══ RECORDS PROVIDED ══

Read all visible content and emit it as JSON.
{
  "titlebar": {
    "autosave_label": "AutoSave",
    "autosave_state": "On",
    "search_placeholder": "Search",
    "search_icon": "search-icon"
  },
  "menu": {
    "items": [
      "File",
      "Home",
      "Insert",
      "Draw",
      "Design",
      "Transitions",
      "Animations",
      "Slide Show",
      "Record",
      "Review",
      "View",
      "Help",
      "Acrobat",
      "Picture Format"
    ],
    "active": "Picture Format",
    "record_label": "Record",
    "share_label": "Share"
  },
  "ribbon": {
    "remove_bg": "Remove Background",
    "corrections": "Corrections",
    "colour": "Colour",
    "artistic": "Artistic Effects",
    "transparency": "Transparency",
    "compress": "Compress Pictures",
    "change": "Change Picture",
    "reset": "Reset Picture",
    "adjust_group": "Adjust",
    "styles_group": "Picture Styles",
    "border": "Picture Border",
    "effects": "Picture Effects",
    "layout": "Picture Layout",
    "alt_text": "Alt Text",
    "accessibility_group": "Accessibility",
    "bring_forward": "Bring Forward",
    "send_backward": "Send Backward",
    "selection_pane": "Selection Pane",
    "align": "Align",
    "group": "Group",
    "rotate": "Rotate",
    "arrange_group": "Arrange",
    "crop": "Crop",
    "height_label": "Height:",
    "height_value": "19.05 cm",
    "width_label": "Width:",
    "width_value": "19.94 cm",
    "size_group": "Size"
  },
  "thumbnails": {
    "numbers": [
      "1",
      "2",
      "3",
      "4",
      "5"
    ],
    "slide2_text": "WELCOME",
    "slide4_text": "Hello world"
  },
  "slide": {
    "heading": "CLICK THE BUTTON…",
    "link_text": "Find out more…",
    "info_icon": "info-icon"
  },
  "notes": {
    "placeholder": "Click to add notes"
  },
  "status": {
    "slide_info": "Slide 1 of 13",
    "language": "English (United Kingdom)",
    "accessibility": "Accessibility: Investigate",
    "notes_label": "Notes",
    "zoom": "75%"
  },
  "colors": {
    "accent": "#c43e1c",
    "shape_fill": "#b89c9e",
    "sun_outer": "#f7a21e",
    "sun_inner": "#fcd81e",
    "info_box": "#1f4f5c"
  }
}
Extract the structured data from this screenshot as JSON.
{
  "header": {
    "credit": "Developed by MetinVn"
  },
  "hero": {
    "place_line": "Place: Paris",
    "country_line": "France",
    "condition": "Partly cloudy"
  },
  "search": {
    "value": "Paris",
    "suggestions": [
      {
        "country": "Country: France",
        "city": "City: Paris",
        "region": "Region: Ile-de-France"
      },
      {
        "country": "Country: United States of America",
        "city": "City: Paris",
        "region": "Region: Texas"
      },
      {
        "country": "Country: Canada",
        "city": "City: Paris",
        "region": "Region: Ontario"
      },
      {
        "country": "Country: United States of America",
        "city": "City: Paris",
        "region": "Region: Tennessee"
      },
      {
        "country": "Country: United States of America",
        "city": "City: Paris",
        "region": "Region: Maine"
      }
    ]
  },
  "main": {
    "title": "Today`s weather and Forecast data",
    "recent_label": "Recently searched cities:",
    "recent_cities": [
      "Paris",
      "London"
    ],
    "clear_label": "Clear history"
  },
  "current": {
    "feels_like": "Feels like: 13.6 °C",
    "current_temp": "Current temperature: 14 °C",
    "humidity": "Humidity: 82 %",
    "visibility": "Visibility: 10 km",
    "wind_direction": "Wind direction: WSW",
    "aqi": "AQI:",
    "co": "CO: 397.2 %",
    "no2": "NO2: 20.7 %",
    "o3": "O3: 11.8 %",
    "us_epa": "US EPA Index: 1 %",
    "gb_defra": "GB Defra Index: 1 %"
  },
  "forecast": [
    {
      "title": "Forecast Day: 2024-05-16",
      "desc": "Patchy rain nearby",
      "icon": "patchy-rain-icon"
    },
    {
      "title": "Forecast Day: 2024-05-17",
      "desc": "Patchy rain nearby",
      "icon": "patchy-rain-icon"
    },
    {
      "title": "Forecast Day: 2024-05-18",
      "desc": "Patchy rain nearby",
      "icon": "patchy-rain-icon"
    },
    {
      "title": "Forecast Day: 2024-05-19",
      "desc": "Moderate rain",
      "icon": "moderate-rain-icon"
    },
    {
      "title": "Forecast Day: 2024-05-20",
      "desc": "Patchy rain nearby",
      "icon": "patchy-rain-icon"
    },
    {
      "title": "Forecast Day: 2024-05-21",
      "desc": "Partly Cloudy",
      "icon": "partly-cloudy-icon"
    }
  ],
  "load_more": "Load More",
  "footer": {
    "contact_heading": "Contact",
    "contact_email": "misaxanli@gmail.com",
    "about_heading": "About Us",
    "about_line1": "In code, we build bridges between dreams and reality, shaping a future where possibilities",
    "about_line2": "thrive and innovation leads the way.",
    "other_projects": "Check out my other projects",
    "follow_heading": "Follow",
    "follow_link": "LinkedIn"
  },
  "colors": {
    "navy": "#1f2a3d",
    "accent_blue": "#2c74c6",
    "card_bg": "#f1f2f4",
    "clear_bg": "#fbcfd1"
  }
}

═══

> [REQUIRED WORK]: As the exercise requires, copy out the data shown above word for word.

> [WRITTEN ANSWER]:
Read all visible content and emit it as JSON.
{
  "titlebar": {
    "autosave_label": "AutoSave",
    "autosave_state": "On",
    "search_placeholder": "Search",
    "search_icon": "search-icon"
  },
  "menu": {
    "items": [
      "File",
      "Home",
      "Insert",
      "Draw",
      "Design",
      "Transitions",
      "Animations",
      "Slide Show",
      "Record",
      "Review",
      "View",
      "Help",
      "Acrobat",
      "Picture Format"
    ],
    "active": "Picture Format",
    "record_label": "Record",
    "share_label": "Share"
  },
  "ribbon": {
    "remove_bg": "Remove Background",
    "corrections": "Corrections",
    "colour": "Colour",
    "artistic": "Artistic Effects",
    "transparency": "Transparency",
    "compress": "Compress Pictures",
    "change": "Change Picture",
    "reset": "Reset Picture",
    "adjust_group": "Adjust",
    "styles_group": "Picture Styles",
    "border": "Picture Border",
    "effects": "Picture Effects",
    "layout": "Picture Layout",
    "alt_text": "Alt Text",
    "accessibility_group": "Accessibility",
    "bring_forward": "Bring Forward",
    "send_backward": "Send Backward",
    "selection_pane": "Selection Pane",
    "align": "Align",
    "group": "Group",
    "rotate": "Rotate",
    "arrange_group": "Arrange",
    "crop": "Crop",
    "height_label": "Height:",
    "height_value": "19.05 cm",
    "width_label": "Width:",
    "width_value": "19.94 cm",
    "size_group": "Size"
  },
  "thumbnails": {
    "numbers": [
      "1",
      "2",
      "3",
      "4",
      "5"
    ],
    "slide2_text": "WELCOME",
    "slide4_text": "Hello world"
  },
  "slide": {
    "heading": "CLICK THE BUTTON…",
    "link_text": "Find out more…",
    "info_icon": "info-icon"
  },
  "notes": {
    "placeholder": "Click to add notes"
  },
  "status": {
    "slide_info": "Slide 1 of 13",
    "language": "English (United Kingdom)",
    "accessibility": "Accessibility: Investigate",
    "notes_label": "Notes",
    "zoom": "75%"
  },
  "colors": {
    "accent": "#c43e1c",
    "shape_fill": "#b89c9e",
    "sun_outer": "#f7a21e",
    "sun_inner": "#fcd81e",
    "info_box": "#1f4f5c"
  }
}
Extract the structured data from this screenshot as JSON.
{
  "header": {
    "credit": "Developed by MetinVn"
  },
  "hero": {
    "place_line": "Place: Paris",
    "country_line": "France",
    "condition": "Partly cloudy"
  },
  "search": {
    "value": "Paris",
    "suggestions": [
      {
        "country": "Country: France",
        "city": "City: Paris",
        "region": "Region: Ile-de-France"
      },
      {
        "country": "Country: United States of America",
        "city": "City: Paris",
        "region": "Region: Texas"
      },
      {
        "country": "Country: Canada",
        "city": "City: Paris",
        "region": "Region: Ontario"
      },
      {
        "country": "Country: United States of America",
        "city": "City: Paris",
        "region": "Region: Tennessee"
      },
      {
        "country": "Country: United States of America",
        "city": "City: Paris",
        "region": "Region: Maine"
      }
    ]
  },
  "main": {
    "title": "Today`s weather and Forecast data",
    "recent_label": "Recently searched cities:",
    "recent_cities": [
      "Paris",
      "London"
    ],
    "clear_label": "Clear history"
  },
  "current": {
    "feels_like": "Feels like: 13.6 °C",
    "current_temp": "Current temperature: 14 °C",
    "humidity": "Humidity: 82 %",
    "visibility": "Visibility: 10 km",
    "wind_direction": "Wind direction: WSW",
    "aqi": "AQI:",
    "co": "CO: 397.2 %",
    "no2": "NO2: 20.7 %",
    "o3": "O3: 11.8 %",
    "us_epa": "US EPA Index: 1 %",
    "gb_defra": "GB Defra Index: 1 %"
  },
  "forecast": [
    {
      "title": "Forecast Day: 2024-05-16",
      "desc": "Patchy rain nearby",
      "icon": "patchy-rain-icon"
    },
    {
      "title": "Forecast Day: 2024-05-17",
      "desc": "Patchy rain nearby",
      "icon": "patchy-rain-icon"
    },
    {
      "title": "Forecast Day: 2024-05-18",
      "desc": "Patchy rain nearby",
      "icon": "patchy-rain-icon"
    },
    {
      "title": "Forecast Day: 2024-05-19",
      "desc": "Moderate rain",
      "icon": "moderate-rain-icon"
    },
    {
      "title": "Forecast Day: 2024-05-20",
      "desc": "Patchy rain nearby",
      "icon": "patchy-rain-icon"
    },
    {
      "title": "Forecast Day: 2024-05-21",
      "desc": "Partly Cloudy",
      "icon": "partly-cloudy-icon"
    }
  ],
  "load_more": "Load More",
  "footer": {
    "contact_heading": "Contact",
    "contact_email": "misaxanli@gmail.com",
    "about_heading": "About Us",
    "about_line1": "In code, we build bridges between dreams and reality, shaping a future where possibilities",
    "about_line2": "thrive and innovation leads the way.",
    "other_projects": "Check out my other projects",
    "follow_heading": "Follow",
    "follow_link": "LinkedIn"
  },
  "colors": {
    "navy": "#1f2a3d",
    "accent_blue": "#2c74c6",
    "card_bg": "#f1f2f4",
    "clear_bg": "#fbcfd1"
  }
}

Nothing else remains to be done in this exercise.